But it's a slippery slope going more and more digital and CG with stop-motion. You don't want it to look too perfect, which defeats the purpose of using this very precious, hand-crafted medium in the first place. Some prefer showing off more of the imperfections, as Wes Anderson did so brilliantly with Fantastic Mr. Fox. Or Tim Burton's more theatrical, less pristine approach. But once you introduce the digital camera and VFX, there are so many opportunities to advance the medium. Even Aardman has evolved with Band of Misfits by introducing rapid prototyping and CG water. "We try to shoot as much practically as possible," Knight maintains, "not because we're purists necessarily but because it gives it a unified sensibility. But there are times when you can't get it practically, in-camera."

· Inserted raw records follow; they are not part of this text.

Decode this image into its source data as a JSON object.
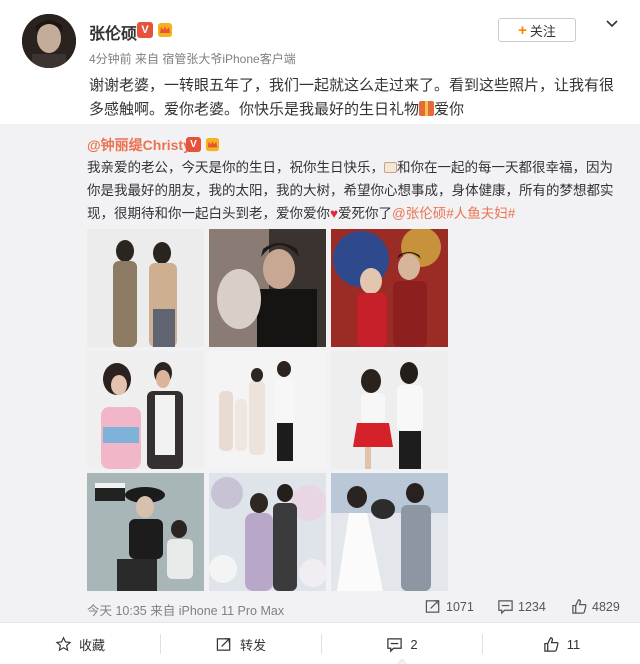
{
  "post": {
    "author": "张伦硕",
    "v_badge": "V",
    "meta": "4分钟前 来自 宿管张大爷iPhone客户端",
    "follow_label": "关注",
    "follow_plus": "+",
    "text_line1": "谢谢老婆，一转眼五年了，我们一起就这么走过来了。看到这些照片，让我有很",
    "text_line2a": "多感触啊。爱你老婆。你快乐是我最好的生日礼物",
    "text_line2b": "爱你"
  },
  "repost": {
    "author": "@钟丽缇Christy",
    "v_badge": "V",
    "text_part1": "我亲爱的老公，今天是你的生日，祝你生日快乐，",
    "text_part2": "和你在一起的每一天都很幸福，因为你是我最好的朋友，我的太阳，我的大树，希望你心想事成，身体健康，所有的梦想都实现，很期待和你一起白头到老，爱你爱你",
    "text_part3": "爱死你了",
    "mention": "@张伦硕",
    "hashtag": "#人鱼夫妇#",
    "time_source": "今天 10:35 来自 iPhone 11 Pro Max",
    "repost_count": "1071",
    "comment_count": "1234",
    "like_count": "4829",
    "photos": [
      {
        "name": "photo-couple-sequin-dress"
      },
      {
        "name": "photo-couple-close-embrace"
      },
      {
        "name": "photo-couple-red-chinese"
      },
      {
        "name": "photo-couple-colorful-dress"
      },
      {
        "name": "photo-family-group-white"
      },
      {
        "name": "photo-couple-red-skirt"
      },
      {
        "name": "photo-couple-film-clapper"
      },
      {
        "name": "photo-couple-hanfu-garden"
      },
      {
        "name": "photo-couple-wedding-dog"
      }
    ]
  },
  "actions": {
    "favorite_label": "收藏",
    "forward_label": "转发",
    "comment_count": "2",
    "like_count": "11"
  },
  "colors": {
    "accent": "#eb7350",
    "follow_plus": "#ff8200",
    "repost_bg": "#f2f2f5",
    "badge": "#e6533c"
  }
}
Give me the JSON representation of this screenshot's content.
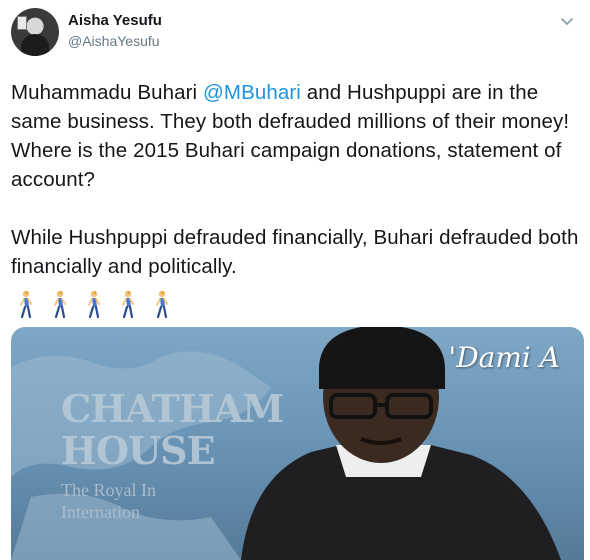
{
  "author": {
    "display_name": "Aisha Yesufu",
    "handle": "@AishaYesufu",
    "avatar_icon": "profile-photo",
    "menu_icon": "chevron-down-icon"
  },
  "tweet": {
    "p1_part1": "Muhammadu Buhari ",
    "mention": "@MBuhari",
    "p1_part2": " and Hushpuppi are in the same business. They both  defrauded millions of their money! Where is the 2015 Buhari campaign donations, statement of account?",
    "p2": "While Hushpuppi defrauded financially, Buhari defrauded both financially and politically.",
    "emoji": [
      "person-walking",
      "person-walking",
      "person-walking",
      "person-walking",
      "person-walking"
    ]
  },
  "media": {
    "watermark": "'Dami A",
    "backdrop_title": "CHATHAM",
    "backdrop_title2": "HOUSE",
    "backdrop_sub1": "The Royal In",
    "backdrop_sub2": "Internation"
  },
  "colors": {
    "link": "#1b95e0",
    "text": "#14171a",
    "secondary": "#657786"
  }
}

For instance, for the tornado, smoke, electrical storm and ectoplasm-like wisps on the ghosts, they used Tulle, a thin bridal veil material. For a surprise character at the end, they combined 2D, CG and stop-motion. "We made an emaciated puppet and all the things that would be too difficult or too time consuming on stage would be done VFX wise," explains VFX supervisor Brian Van't Hul. "Once the puppet animation was done, we tracked her body and then attached a CG dress to it so it was flowing and constantly moving. We used Nuke for 2D compositing and Maya and RenderMan and Houdini.
"And then all the Tesla Coil hair coming off her head and off her body and around her body are CG elements. But a real physical dress was made and scanned in to make our CG dress. And on the Tesla Coil hair, the directors wanted a very stylized approach. So these little arcs of energy are actually based more on inkblot drawings you used to do as a kid to make a tree and then blow with a straw. The art department made several of those, the directors picked the ones they liked the best and we arranged those and then animated them coming on and off so they had the appearance of lightning. Some of those arcs of electricity zapping Norman have some hand-drawn bolts of lightning. There were lots of compositing rather than synthetic creations."
Bill Desowitz is former senior editor of AWN and VFXWorld. He's the owner of the Immersed in Movies blog (www.billdesowitz.com), a regular contributor to Thompson on Hollywood at Indiewire and author of James Bond Unmasked (www.jamesbondunmasked.com), which chronicles the 50-year evolution of 007 on screen and features interviews with all six actors.